* **WHAT TO WORK ON**: Every record must appear in the response exactly as given.

* **Saved entries**:
== Segment start ==

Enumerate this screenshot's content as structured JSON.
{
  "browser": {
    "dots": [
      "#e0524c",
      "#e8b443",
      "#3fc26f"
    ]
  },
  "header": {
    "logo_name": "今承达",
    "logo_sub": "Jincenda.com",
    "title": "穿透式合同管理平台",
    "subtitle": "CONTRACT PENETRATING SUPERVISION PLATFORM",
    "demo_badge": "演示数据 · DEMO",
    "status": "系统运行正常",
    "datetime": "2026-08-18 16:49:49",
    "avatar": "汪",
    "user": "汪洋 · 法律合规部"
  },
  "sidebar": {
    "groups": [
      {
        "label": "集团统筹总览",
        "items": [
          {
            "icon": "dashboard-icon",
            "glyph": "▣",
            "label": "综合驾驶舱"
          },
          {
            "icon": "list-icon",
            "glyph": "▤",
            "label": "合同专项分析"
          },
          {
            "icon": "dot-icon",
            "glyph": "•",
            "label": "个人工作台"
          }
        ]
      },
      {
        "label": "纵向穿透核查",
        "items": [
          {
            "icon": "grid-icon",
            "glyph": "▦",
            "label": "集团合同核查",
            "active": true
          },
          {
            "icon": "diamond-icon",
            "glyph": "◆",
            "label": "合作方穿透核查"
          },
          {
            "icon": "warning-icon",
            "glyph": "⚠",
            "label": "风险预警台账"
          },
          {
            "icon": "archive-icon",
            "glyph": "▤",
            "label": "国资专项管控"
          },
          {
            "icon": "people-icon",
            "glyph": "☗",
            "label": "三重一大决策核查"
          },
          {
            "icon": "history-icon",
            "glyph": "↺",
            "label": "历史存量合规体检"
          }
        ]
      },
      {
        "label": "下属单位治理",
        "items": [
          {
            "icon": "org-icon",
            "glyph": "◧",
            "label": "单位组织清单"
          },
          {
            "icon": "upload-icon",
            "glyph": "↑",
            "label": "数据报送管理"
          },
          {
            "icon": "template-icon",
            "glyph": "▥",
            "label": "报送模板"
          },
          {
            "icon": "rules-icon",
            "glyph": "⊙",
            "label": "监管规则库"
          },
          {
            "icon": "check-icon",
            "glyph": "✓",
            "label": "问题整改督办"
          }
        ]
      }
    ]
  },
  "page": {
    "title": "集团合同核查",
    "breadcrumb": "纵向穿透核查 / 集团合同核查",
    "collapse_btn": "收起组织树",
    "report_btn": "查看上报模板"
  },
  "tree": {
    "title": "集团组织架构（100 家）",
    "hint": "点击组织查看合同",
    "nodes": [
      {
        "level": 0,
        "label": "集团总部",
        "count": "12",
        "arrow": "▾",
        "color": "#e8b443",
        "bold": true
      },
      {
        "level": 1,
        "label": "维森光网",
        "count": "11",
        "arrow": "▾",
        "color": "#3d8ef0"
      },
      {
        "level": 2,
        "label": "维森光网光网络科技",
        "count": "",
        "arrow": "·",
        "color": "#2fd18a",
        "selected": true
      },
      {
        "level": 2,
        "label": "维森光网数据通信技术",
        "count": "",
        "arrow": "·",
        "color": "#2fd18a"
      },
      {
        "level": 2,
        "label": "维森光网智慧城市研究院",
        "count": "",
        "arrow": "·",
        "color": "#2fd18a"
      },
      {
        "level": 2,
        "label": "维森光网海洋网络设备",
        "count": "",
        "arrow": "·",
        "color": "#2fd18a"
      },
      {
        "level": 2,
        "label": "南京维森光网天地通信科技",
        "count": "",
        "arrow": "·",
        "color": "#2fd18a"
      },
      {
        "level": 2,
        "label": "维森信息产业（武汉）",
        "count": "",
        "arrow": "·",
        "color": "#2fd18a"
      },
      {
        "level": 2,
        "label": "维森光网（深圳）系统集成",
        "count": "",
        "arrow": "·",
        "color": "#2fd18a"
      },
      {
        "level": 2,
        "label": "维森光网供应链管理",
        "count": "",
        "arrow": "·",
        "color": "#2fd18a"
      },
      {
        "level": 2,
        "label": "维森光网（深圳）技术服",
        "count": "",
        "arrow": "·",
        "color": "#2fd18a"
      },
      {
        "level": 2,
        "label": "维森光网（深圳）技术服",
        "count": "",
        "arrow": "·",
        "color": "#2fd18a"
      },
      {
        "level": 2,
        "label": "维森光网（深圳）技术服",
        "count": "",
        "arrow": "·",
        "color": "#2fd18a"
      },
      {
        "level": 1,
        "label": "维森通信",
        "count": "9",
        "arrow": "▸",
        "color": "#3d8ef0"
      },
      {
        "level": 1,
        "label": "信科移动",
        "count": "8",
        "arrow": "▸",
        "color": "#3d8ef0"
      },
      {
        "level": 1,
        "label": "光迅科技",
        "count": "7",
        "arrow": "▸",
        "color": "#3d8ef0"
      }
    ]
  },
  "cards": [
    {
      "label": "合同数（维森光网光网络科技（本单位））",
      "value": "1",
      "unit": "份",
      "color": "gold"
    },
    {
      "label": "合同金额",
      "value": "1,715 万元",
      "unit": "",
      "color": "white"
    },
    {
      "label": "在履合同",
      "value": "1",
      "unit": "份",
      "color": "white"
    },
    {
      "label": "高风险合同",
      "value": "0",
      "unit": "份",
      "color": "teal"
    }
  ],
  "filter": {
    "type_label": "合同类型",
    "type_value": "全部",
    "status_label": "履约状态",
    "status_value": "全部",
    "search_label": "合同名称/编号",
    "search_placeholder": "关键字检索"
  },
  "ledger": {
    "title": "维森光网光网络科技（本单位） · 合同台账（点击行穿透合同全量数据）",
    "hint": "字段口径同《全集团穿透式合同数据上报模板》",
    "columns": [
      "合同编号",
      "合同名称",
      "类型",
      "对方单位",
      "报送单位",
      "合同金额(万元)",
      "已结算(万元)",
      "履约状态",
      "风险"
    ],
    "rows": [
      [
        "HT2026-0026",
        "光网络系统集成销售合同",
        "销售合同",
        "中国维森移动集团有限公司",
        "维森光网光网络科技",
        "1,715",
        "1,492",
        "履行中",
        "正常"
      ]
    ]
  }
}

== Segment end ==

* **TASK RESULT**:
Enumerate this screenshot's content as structured JSON.
{
  "browser": {
    "dots": [
      "#e0524c",
      "#e8b443",
      "#3fc26f"
    ]
  },
  "header": {
    "logo_name": "今承达",
    "logo_sub": "Jincenda.com",
    "title": "穿透式合同管理平台",
    "subtitle": "CONTRACT PENETRATING SUPERVISION PLATFORM",
    "demo_badge": "演示数据 · DEMO",
    "status": "系统运行正常",
    "datetime": "2026-08-18 16:49:49",
    "avatar": "汪",
    "user": "汪洋 · 法律合规部"
  },
  "sidebar": {
    "groups": [
      {
        "label": "集团统筹总览",
        "items": [
          {
            "icon": "dashboard-icon",
            "glyph": "▣",
            "label": "综合驾驶舱"
          },
          {
            "icon": "list-icon",
            "glyph": "▤",
            "label": "合同专项分析"
          },
          {
            "icon": "dot-icon",
            "glyph": "•",
            "label": "个人工作台"
          }
        ]
      },
      {
        "label": "纵向穿透核查",
        "items": [
          {
            "icon": "grid-icon",
            "glyph": "▦",
            "label": "集团合同核查",
            "active": true
          },
          {
            "icon": "diamond-icon",
            "glyph": "◆",
            "label": "合作方穿透核查"
          },
          {
            "icon": "warning-icon",
            "glyph": "⚠",
            "label": "风险预警台账"
          },
          {
            "icon": "archive-icon",
            "glyph": "▤",
            "label": "国资专项管控"
          },
          {
            "icon": "people-icon",
            "glyph": "☗",
            "label": "三重一大决策核查"
          },
          {
            "icon": "history-icon",
            "glyph": "↺",
            "label": "历史存量合规体检"
          }
        ]
      },
      {
        "label": "下属单位治理",
        "items": [
          {
            "icon": "org-icon",
            "glyph": "◧",
            "label": "单位组织清单"
          },
          {
            "icon": "upload-icon",
            "glyph": "↑",
            "label": "数据报送管理"
          },
          {
            "icon": "template-icon",
            "glyph": "▥",
            "label": "报送模板"
          },
          {
            "icon": "rules-icon",
            "glyph": "⊙",
            "label": "监管规则库"
          },
          {
            "icon": "check-icon",
            "glyph": "✓",
            "label": "问题整改督办"
          }
        ]
      }
    ]
  },
  "page": {
    "title": "集团合同核查",
    "breadcrumb": "纵向穿透核查 / 集团合同核查",
    "collapse_btn": "收起组织树",
    "report_btn": "查看上报模板"
  },
  "tree": {
    "title": "集团组织架构（100 家）",
    "hint": "点击组织查看合同",
    "nodes": [
      {
        "level": 0,
        "label": "集团总部",
        "count": "12",
        "arrow": "▾",
        "color": "#e8b443",
        "bold": true
      },
      {
        "level": 1,
        "label": "维森光网",
        "count": "11",
        "arrow": "▾",
        "color": "#3d8ef0"
      },
      {
        "level": 2,
        "label": "维森光网光网络科技",
        "count": "",
        "arrow": "·",
        "color": "#2fd18a",
        "selected": true
      },
      {
        "level": 2,
        "label": "维森光网数据通信技术",
        "count": "",
        "arrow": "·",
        "color": "#2fd18a"
      },
      {
        "level": 2,
        "label": "维森光网智慧城市研究院",
        "count": "",
        "arrow": "·",
        "color": "#2fd18a"
      },
      {
        "level": 2,
        "label": "维森光网海洋网络设备",
        "count": "",
        "arrow": "·",
        "color": "#2fd18a"
      },
      {
        "level": 2,
        "label": "南京维森光网天地通信科技",
        "count": "",
        "arrow": "·",
        "color": "#2fd18a"
      },
      {
        "level": 2,
        "label": "维森信息产业（武汉）",
        "count": "",
        "arrow": "·",
        "color": "#2fd18a"
      },
      {
        "level": 2,
        "label": "维森光网（深圳）系统集成",
        "count": "",
        "arrow": "·",
        "color": "#2fd18a"
      },
      {
        "level": 2,
        "label": "维森光网供应链管理",
        "count": "",
        "arrow": "·",
        "color": "#2fd18a"
      },
      {
        "level": 2,
        "label": "维森光网（深圳）技术服",
        "count": "",
        "arrow": "·",
        "color": "#2fd18a"
      },
      {
        "level": 2,
        "label": "维森光网（深圳）技术服",
        "count": "",
        "arrow": "·",
        "color": "#2fd18a"
      },
      {
        "level": 2,
        "label": "维森光网（深圳）技术服",
        "count": "",
        "arrow": "·",
        "color": "#2fd18a"
      },
      {
        "level": 1,
        "label": "维森通信",
        "count": "9",
        "arrow": "▸",
        "color": "#3d8ef0"
      },
      {
        "level": 1,
        "label": "信科移动",
        "count": "8",
        "arrow": "▸",
        "color": "#3d8ef0"
      },
      {
        "level": 1,
        "label": "光迅科技",
        "count": "7",
        "arrow": "▸",
        "color": "#3d8ef0"
      }
    ]
  },
  "cards": [
    {
      "label": "合同数（维森光网光网络科技（本单位））",
      "value": "1",
      "unit": "份",
      "color": "gold"
    },
    {
      "label": "合同金额",
      "value": "1,715 万元",
      "unit": "",
      "color": "white"
    },
    {
      "label": "在履合同",
      "value": "1",
      "unit": "份",
      "color": "white"
    },
    {
      "label": "高风险合同",
      "value": "0",
      "unit": "份",
      "color": "teal"
    }
  ],
  "filter": {
    "type_label": "合同类型",
    "type_value": "全部",
    "status_label": "履约状态",
    "status_value": "全部",
    "search_label": "合同名称/编号",
    "search_placeholder": "关键字检索"
  },
  "ledger": {
    "title": "维森光网光网络科技（本单位） · 合同台账（点击行穿透合同全量数据）",
    "hint": "字段口径同《全集团穿透式合同数据上报模板》",
    "columns": [
      "合同编号",
      "合同名称",
      "类型",
      "对方单位",
      "报送单位",
      "合同金额(万元)",
      "已结算(万元)",
      "履约状态",
      "风险"
    ],
    "rows": [
      [
        "HT2026-0026",
        "光网络系统集成销售合同",
        "销售合同",
        "中国维森移动集团有限公司",
        "维森光网光网络科技",
        "1,715",
        "1,492",
        "履行中",
        "正常"
      ]
    ]
  }
}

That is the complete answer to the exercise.